Updated April 8, 2022 at 11:59 AM ET
A missile strike on a train station in eastern Ukraine killed at least 50 people, including five children, according to Ukrainian officials who accused Russia of attacking a key evacuation hub.
The station in Kramatorsk was packed with people when the missile hit, said Pavlo Kyrylenko, the head of the Donetsk Regional Military Administration. He also said 98 more people were wounded, including 16 children.
Photos shared by Kyrylenko showed the station on fire and bloodied bodies strewn amid abandoned luggage. He said 38 people died at the station and 12 people died at the hospital.
Ukrainian President Volodymyr Zelenskyy said Russian forces hit the railway station with a Tochka-U missile. Kyrylenko previously said the missile was an Iskander, loaded with cluster munitions, though his later tweetsalso cited Tochka-U. NPR has not been able to verify the missile independently.
The Russian Ministry of Defense denied any involvement in the attack, calling reports of its responsibility "a provocation."

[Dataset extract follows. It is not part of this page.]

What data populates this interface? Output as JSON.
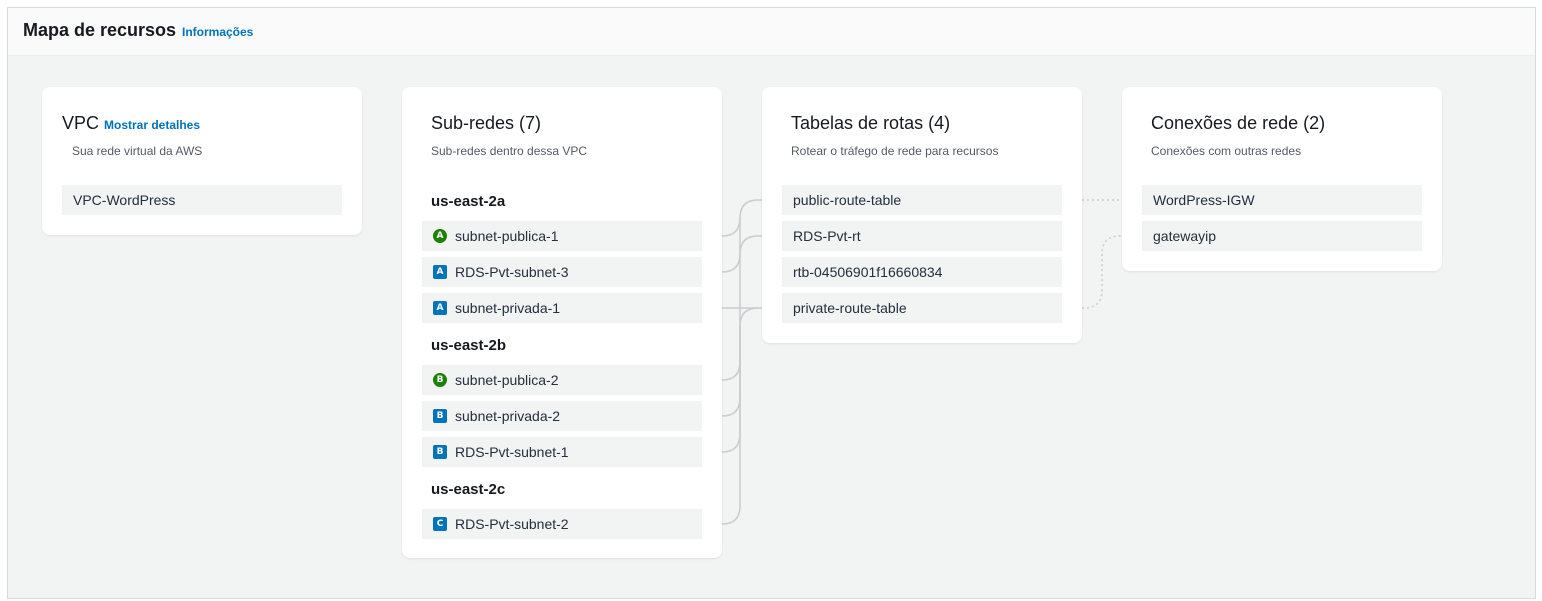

Earlier this week, Russian troops had retreated from areas near Kyiv and Chernihiv in northern Ukraine. They were believed to be regrouping in Belarus and in Russia for a refocus on eastern Ukraine, where Moscow has recognized self-proclaimed separatist republics in Donetsk and Luhansk regions.

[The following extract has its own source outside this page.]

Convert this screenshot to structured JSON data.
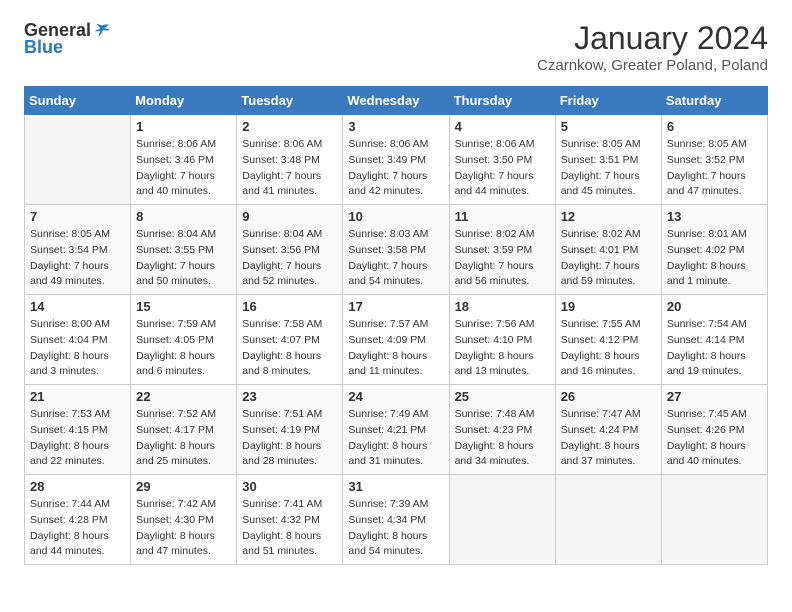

Ukrainian officials warned of new attacks on eastern areas, urging civilians from Donetsk, Luhansk and Kharkiv to evacuate. This week, railroad officials said rail services might soon be suspended from the Donbas region in the east, encouraging people to rush to trains.
Zelenskyy said "thousands of peaceful Ukrainians" crowded the Kramatorsk station during Friday's rocket attack.
"Not having the strength and courage to confront us on the battlefield, (Russian forces) are cynically destroying the civilian population," he wrote in Ukrainian. "This is an evil that has no limits. And if it is not punished, it will never stop." Copyright 2022 NPR. To see more, visit https://www.npr.org.